WHAT YOU WILL DO:
Scan the entries below. Report each line where the string "网络适配器" occurs.
Top of EXTRACTED ENTRIES
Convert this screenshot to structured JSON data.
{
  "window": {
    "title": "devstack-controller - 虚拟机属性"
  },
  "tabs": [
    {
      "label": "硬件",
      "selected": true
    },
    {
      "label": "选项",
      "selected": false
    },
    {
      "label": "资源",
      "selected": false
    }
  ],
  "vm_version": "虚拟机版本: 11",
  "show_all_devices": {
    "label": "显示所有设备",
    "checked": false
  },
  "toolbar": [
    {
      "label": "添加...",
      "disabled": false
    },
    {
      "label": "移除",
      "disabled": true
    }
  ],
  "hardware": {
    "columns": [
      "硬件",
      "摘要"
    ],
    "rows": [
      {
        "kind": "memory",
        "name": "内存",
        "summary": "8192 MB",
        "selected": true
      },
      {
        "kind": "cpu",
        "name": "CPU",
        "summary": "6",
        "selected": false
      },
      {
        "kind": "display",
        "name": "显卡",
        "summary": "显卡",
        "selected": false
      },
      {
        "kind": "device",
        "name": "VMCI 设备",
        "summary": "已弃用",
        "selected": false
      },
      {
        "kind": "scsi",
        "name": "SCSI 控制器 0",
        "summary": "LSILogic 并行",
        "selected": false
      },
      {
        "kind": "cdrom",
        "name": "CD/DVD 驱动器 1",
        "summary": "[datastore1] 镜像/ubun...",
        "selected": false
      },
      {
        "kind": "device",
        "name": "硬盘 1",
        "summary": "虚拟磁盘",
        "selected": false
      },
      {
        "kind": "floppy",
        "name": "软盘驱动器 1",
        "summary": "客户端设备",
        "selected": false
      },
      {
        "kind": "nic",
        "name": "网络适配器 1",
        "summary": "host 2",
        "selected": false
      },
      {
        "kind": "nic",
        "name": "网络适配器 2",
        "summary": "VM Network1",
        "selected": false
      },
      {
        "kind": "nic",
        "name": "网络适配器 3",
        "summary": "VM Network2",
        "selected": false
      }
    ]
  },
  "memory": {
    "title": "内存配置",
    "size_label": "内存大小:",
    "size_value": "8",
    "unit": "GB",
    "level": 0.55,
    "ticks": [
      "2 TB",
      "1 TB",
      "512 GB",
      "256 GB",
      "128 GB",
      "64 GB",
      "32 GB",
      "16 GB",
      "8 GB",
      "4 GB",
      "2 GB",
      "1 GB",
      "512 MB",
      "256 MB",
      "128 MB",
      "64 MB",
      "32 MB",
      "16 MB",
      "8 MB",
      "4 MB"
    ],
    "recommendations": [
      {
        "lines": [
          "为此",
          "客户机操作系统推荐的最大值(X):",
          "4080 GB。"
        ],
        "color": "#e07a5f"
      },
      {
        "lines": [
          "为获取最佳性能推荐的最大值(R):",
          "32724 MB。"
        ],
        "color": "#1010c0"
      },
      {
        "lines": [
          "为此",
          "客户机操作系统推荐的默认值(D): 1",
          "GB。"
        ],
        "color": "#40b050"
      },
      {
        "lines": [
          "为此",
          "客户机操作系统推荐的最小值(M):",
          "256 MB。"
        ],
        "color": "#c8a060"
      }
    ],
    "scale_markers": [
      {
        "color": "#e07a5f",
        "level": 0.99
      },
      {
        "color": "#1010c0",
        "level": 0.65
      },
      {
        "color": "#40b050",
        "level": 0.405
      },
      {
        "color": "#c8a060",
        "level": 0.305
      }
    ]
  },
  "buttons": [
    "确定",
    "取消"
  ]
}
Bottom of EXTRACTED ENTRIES
ANSWER TO THIS TASK:
        "name": "网络适配器 1",
        "name": "网络适配器 2",
        "name": "网络适配器 3",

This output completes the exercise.